The Utah Juniper/Mountain Mahogany Woodland is the most common habitat in the recreation area as the conditions on the rim of the canyon and on the plateau back from the rim south of the monocline is just right. The precipitation runs about 8 to 10 inches a year, with temperatures a little cooler than the desert areas.
The elevations range from 3,800 to 5,000 feet. The wind is somewhat dispersed by the woodland, but windswept knobs have plant forms suitably adapted. Soils are very shallow and rocky with fractured bedrock. The strain of being uplifted has cracked the rocks and the water in those cracks is sought out by the roots of the Juniper and Mountain Mahogany.
Animal And Plant Life
Bighorn sheep graze on Mountain Mahogany and are often spotted here along with desert cottontail rabbits and an occasional coyote. Mule deer are common in the colder months, but most head up higher in the Pryor Mountains in the summer. Some of the Pryor Mountain wild horses stay in this habitat throughout the year, although more of them move up and down the Pryors with the varying snow levels.
There will also be bluebunch wheatgrass, blue grama, sandwort, phlox, cactus, death camus, ten petal blazing star, penstamon as well as black sagebrush and fringed sagewort. Mounds of rockmat provide a home for a variety of flowers such as Hymenoxys, a small sunflower. A pinyon jay may announce your presence, or a mountain bluebird might catch your eye as a fluttering of bright blue among the junipers.
Utah Junipers (Juniperus osteosperma) have scale like leaves that clasp and wrap around the young twigs covering them. The twigs are densely clumped at the branch ends. The female seed cones have scales that fuse together to form a berry like structure. The grayish blue cones have a waxy coating that gives them their distinctive color.
The gray bark is broken into thin fibrous elongated scales. The heartwood can be yellowish brown or occasionally reddish brown and is very durable. They grow to around 20 feet tall with broad open crowns and sometimes twisted trunks.
Their sometimes attractively misshapen forms are a result of how they relate to drought conditions. For the first 250 years of their life they are extremely resistant to drought. They form a ring of nutrient depleted soil and dense needles that inhibits the growth of other plants. But those junipers fighting drought can become very dry and susceptible to rapid and raging fire damage. Some grow to be over 600 years old.
Curl-leaf Mountain Mahogany (Cercocarpus ledifolius) is the dark green, densely-branching shrub or tree that is the other prominent plant along the park road between Crooked Creek Bay and Barry’s Landing. While commonly 5 to 15 feet tall it can reach heights over 30 feet. The dark green leaves are a half inch to inch long and usually have curled under margins. The leaf undersides are rusty to white and hairy.
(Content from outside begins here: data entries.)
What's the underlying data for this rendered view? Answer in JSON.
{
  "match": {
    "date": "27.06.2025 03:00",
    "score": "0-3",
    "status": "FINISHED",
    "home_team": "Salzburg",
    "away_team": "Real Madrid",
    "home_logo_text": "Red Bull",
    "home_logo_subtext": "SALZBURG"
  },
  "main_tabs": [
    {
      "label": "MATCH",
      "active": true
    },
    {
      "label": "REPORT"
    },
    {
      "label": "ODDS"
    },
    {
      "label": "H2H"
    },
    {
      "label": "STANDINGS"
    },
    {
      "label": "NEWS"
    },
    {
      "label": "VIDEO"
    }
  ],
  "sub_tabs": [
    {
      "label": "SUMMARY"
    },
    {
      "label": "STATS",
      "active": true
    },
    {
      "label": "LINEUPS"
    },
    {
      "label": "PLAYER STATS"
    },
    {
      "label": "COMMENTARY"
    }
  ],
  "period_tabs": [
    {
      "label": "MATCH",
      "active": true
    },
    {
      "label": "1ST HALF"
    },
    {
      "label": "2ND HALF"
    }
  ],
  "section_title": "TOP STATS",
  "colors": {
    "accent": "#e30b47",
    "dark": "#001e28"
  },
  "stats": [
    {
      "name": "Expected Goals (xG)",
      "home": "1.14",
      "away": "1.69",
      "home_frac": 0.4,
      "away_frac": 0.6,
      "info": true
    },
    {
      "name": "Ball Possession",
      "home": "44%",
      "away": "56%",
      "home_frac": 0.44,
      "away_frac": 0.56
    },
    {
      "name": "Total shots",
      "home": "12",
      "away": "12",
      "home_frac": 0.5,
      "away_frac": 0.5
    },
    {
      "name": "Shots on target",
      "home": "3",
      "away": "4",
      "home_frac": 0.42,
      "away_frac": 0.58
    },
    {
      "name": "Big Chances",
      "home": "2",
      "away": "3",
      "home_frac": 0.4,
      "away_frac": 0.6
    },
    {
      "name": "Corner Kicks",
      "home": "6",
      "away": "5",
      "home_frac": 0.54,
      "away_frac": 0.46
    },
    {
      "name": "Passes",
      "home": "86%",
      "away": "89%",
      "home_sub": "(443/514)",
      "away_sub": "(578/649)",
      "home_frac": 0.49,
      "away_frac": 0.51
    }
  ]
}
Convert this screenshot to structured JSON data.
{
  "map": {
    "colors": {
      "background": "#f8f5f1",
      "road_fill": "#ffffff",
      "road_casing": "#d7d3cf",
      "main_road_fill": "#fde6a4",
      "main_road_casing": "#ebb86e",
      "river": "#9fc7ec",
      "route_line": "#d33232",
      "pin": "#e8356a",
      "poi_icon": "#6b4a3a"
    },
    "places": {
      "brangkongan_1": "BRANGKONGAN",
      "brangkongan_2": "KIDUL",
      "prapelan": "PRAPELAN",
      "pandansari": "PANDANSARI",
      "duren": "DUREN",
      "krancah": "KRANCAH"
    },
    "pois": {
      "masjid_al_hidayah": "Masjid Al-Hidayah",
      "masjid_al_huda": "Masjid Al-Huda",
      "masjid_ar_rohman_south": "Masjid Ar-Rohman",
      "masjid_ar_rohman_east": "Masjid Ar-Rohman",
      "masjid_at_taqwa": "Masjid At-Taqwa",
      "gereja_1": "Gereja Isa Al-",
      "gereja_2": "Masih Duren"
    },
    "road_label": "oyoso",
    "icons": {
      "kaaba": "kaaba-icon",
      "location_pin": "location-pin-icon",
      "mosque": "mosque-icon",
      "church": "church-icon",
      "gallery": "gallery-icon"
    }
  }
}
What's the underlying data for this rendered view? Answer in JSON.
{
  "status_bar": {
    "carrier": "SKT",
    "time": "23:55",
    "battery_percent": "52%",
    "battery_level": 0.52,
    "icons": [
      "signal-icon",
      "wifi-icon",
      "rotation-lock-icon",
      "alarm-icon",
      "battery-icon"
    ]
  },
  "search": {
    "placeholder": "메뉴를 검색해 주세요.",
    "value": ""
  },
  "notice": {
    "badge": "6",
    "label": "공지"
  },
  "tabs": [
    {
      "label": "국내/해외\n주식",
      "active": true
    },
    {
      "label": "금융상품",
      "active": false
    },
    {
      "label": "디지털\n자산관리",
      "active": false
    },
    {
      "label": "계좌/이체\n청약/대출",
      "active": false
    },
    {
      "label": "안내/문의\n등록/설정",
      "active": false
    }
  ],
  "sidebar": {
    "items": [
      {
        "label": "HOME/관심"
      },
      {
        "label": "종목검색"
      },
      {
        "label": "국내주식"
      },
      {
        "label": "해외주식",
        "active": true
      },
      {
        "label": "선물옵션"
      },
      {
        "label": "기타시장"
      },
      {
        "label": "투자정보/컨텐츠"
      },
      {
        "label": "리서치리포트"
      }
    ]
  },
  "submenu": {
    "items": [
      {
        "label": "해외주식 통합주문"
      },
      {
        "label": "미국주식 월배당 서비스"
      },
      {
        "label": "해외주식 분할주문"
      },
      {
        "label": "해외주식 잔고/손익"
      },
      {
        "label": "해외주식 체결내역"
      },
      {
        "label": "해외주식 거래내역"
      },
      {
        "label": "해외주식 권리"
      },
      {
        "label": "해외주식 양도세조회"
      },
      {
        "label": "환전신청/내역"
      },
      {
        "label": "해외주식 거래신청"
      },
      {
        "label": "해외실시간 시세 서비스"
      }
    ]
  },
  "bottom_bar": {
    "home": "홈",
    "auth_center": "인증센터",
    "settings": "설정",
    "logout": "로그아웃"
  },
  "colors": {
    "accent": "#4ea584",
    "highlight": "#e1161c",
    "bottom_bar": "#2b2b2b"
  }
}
The flower is a small tan tube with a long, plume like style covered in tan hairs. The seed is rather like a corkscrew nature designed to penetrate the ground. The wood is so dense most of it will not float. The branches are very stout and almost impenetrable patches can form, such as those seeming to protect the arch known as The Eye of the Eagle. Some have lived over a thousand years.
On The Trails
Some of the best trails in the recreation area such as the Sullivan’s Knob, Ranger Delight, and State Line Trails pass through this habitat on the way to marvelous viewpoints of Bighorn Canyon.